Every few years, it seems, scientists identify a new comet. But why comets suddenly swim into view has long remained a mystery. Now a report in the November Astrophysical Journal suggests that gravity from distant stars in our galaxy appears to knock them from their roost and carry them into Earth's neighborhood.
Most long-period comets--those that orbit the sun every 200 years or more--come from the Oort cloud, a mass of icy cometary material that lies outside our solar system and orbits the sun. Astronomers now believe that these comets are nudged out of the cloud by two types of "gentle galactic tugging," says co-author John Matese, an astrophysicist at the University of Southwestern Louisiana. One type, the z-tide, is exerted by stars and matter within 100 light years of our solar system. The other is the much-weaker radial tide, which is caused by distant matter in the center of the Milky Way.

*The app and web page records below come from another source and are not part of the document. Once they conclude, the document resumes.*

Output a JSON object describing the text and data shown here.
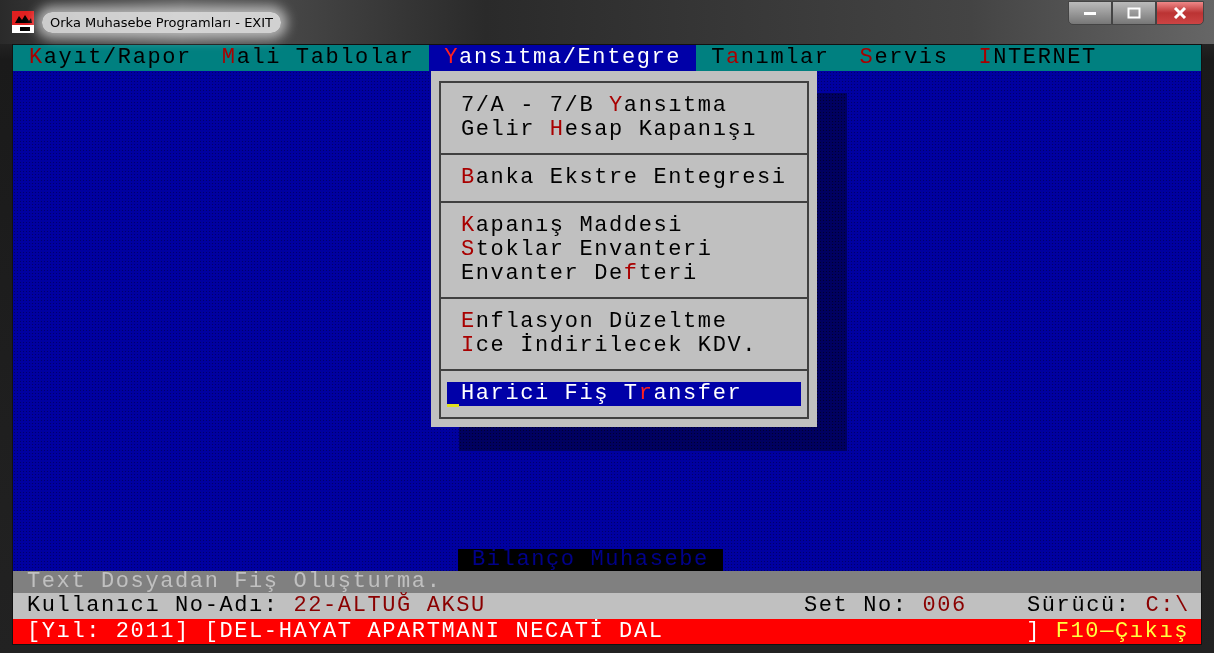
{
  "window": {
    "title": "Orka Muhasebe Programları - EXIT"
  },
  "menu_bar": [
    {
      "key": "K",
      "post": "ayıt/Rapor",
      "selected": false
    },
    {
      "key": "M",
      "post": "ali Tablolar",
      "selected": false
    },
    {
      "key": "Y",
      "post": "ansıtma/Entegre",
      "selected": true
    },
    {
      "pre": "T",
      "key": "a",
      "post": "nımlar",
      "selected": false
    },
    {
      "key": "S",
      "post": "ervis",
      "selected": false
    },
    {
      "key": "I",
      "post": "NTERNET",
      "selected": false
    }
  ],
  "dropdown": {
    "groups": [
      {
        "items": [
          {
            "pre": "7/A - 7/B ",
            "key": "Y",
            "post": "ansıtma",
            "selected": false
          },
          {
            "pre": "Gelir ",
            "key": "H",
            "post": "esap Kapanışı",
            "selected": false
          }
        ]
      },
      {
        "items": [
          {
            "key": "B",
            "post": "anka Ekstre Entegresi",
            "selected": false
          }
        ]
      },
      {
        "items": [
          {
            "key": "K",
            "post": "apanış Maddesi",
            "selected": false
          },
          {
            "key": "S",
            "post": "toklar Envanteri",
            "selected": false
          },
          {
            "pre": "Envanter De",
            "key": "f",
            "post": "teri",
            "selected": false
          }
        ]
      },
      {
        "items": [
          {
            "key": "E",
            "post": "nflasyon Düzeltme",
            "selected": false
          },
          {
            "key": "I",
            "post": "ce İndirilecek KDV.",
            "selected": false
          }
        ]
      },
      {
        "items": [
          {
            "pre": "Harici Fiş T",
            "key": "r",
            "post": "ansfer",
            "selected": true
          }
        ]
      }
    ]
  },
  "background_caption": "Bilanço Muhasebe",
  "hint_line": "Text Dosyadan Fiş Oluşturma.",
  "info_line": {
    "user_label": "Kullanıcı No-Adı:",
    "user_value": "22-ALTUĞ AKSU",
    "set_label": "Set No:",
    "set_value": "006",
    "drive_label": "Sürücü:",
    "drive_value": "C:\\"
  },
  "footer": {
    "company": "[Yıl: 2011] [DEL-HAYAT APARTMANI NECATİ DAL",
    "bracket": "]",
    "exit_key": "F10—Çıkış"
  }
}
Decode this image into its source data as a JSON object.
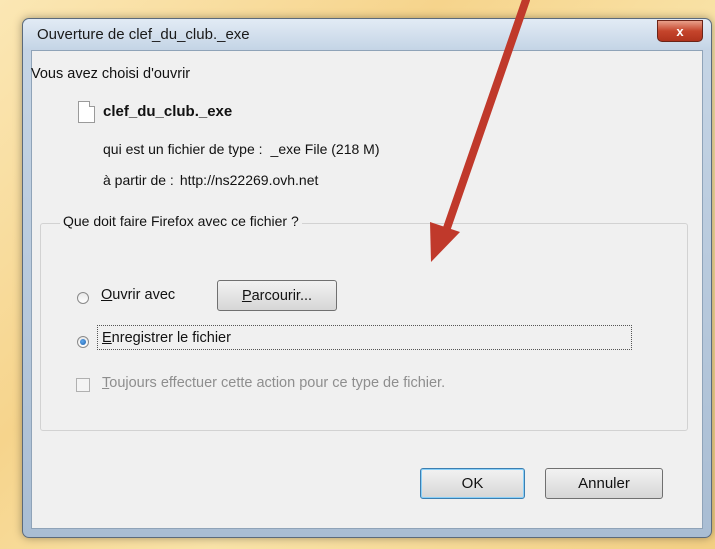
{
  "dialog": {
    "title": "Ouverture de clef_du_club._exe",
    "close_glyph": "x"
  },
  "info": {
    "chosen_label": "Vous avez choisi d'ouvrir",
    "filename": "clef_du_club._exe",
    "type_label": "qui est un fichier de type :",
    "type_value": "_exe File (218  M",
    "type_value_end": ")",
    "from_label": "à partir de :",
    "from_value": "http://ns22269.ovh.net"
  },
  "action_group": {
    "label": "Que doit faire Firefox avec ce fichier ?",
    "open_with": {
      "first_letter": "O",
      "rest": "uvrir avec",
      "selected": false
    },
    "browse_button": {
      "first_letter": "P",
      "rest": "arcourir..."
    },
    "save_file": {
      "first_letter": "E",
      "rest": "nregistrer le fichier",
      "selected": true
    },
    "always": {
      "first_letter": "T",
      "rest": "oujours effectuer cette action pour ce type de fichier.",
      "checked": false,
      "enabled": false
    }
  },
  "buttons": {
    "ok": "OK",
    "cancel": "Annuler"
  },
  "colors": {
    "arrow": "#c0392b",
    "background": "#f6d48c"
  }
}
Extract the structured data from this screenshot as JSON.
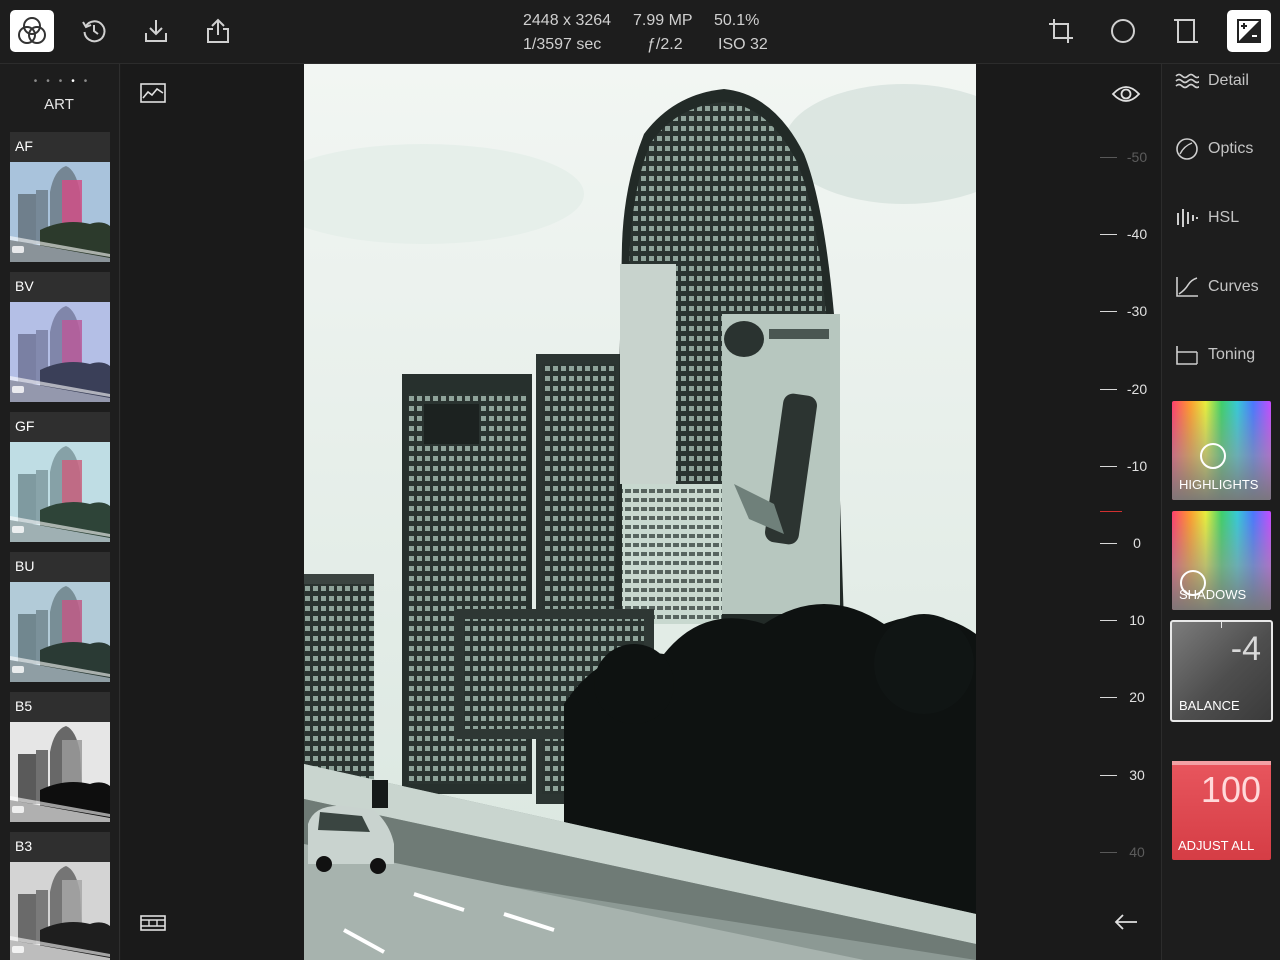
{
  "toolbar": {
    "icons": [
      "filters-icon",
      "history-icon",
      "download-icon",
      "share-icon",
      "crop-icon",
      "vignette-icon",
      "frame-icon",
      "compare-icon"
    ]
  },
  "image_info": {
    "resolution": "2448 x 3264",
    "megapixels": "7.99 MP",
    "zoom": "50.1%",
    "shutter": "1/3597 sec",
    "aperture": "ƒ/2.2",
    "iso": "ISO 32"
  },
  "filter_strip": {
    "category": "ART",
    "page_dots": 5,
    "active_dot": 4,
    "filters": [
      {
        "name": "AF"
      },
      {
        "name": "BV"
      },
      {
        "name": "GF"
      },
      {
        "name": "BU"
      },
      {
        "name": "B5"
      },
      {
        "name": "B3"
      }
    ]
  },
  "ruler": {
    "labels": [
      "-50",
      "-40",
      "-30",
      "-20",
      "-10",
      "0",
      "10",
      "20",
      "30",
      "40"
    ],
    "current": -4
  },
  "right_panel": {
    "tools": [
      {
        "id": "detail",
        "label": "Detail"
      },
      {
        "id": "optics",
        "label": "Optics"
      },
      {
        "id": "hsl",
        "label": "HSL"
      },
      {
        "id": "curves",
        "label": "Curves"
      },
      {
        "id": "toning",
        "label": "Toning"
      }
    ],
    "highlights_label": "HIGHLIGHTS",
    "shadows_label": "SHADOWS",
    "balance_label": "BALANCE",
    "balance_value": "-4",
    "adjust_all_label": "ADJUST ALL",
    "adjust_all_value": "100"
  },
  "colors": {
    "accent_red": "#d53d45",
    "active_tick": "#d13030",
    "background": "#1c1c1c"
  }
}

After measuring the size of deviations in the orbits of 86 comets, Matese claims that the radial tide--despite being roughly 16 times as weak as the z-tide--has dislodged about a third of the comets that originate in the Oort cloud. He also posits that the solar system's "merry-go-round" movement around the galactic center causes the radial tide to ebb and flow, varying the number of comets to reach our solar system over a cycle of roughly 30 million years.
Not everyone agrees with his interpretation of the data. "It's a nice try, but I'm a very hard person to convince," says Brian Marsden, an astronomer at the Harvard-Smithsonian Center for Astrophysics, who has provided much of the data that Matese used. "I have no problem with the theoretical analysis," he says, but it is "a miserable, crummy set of data." Better data, he believes, could yield different results.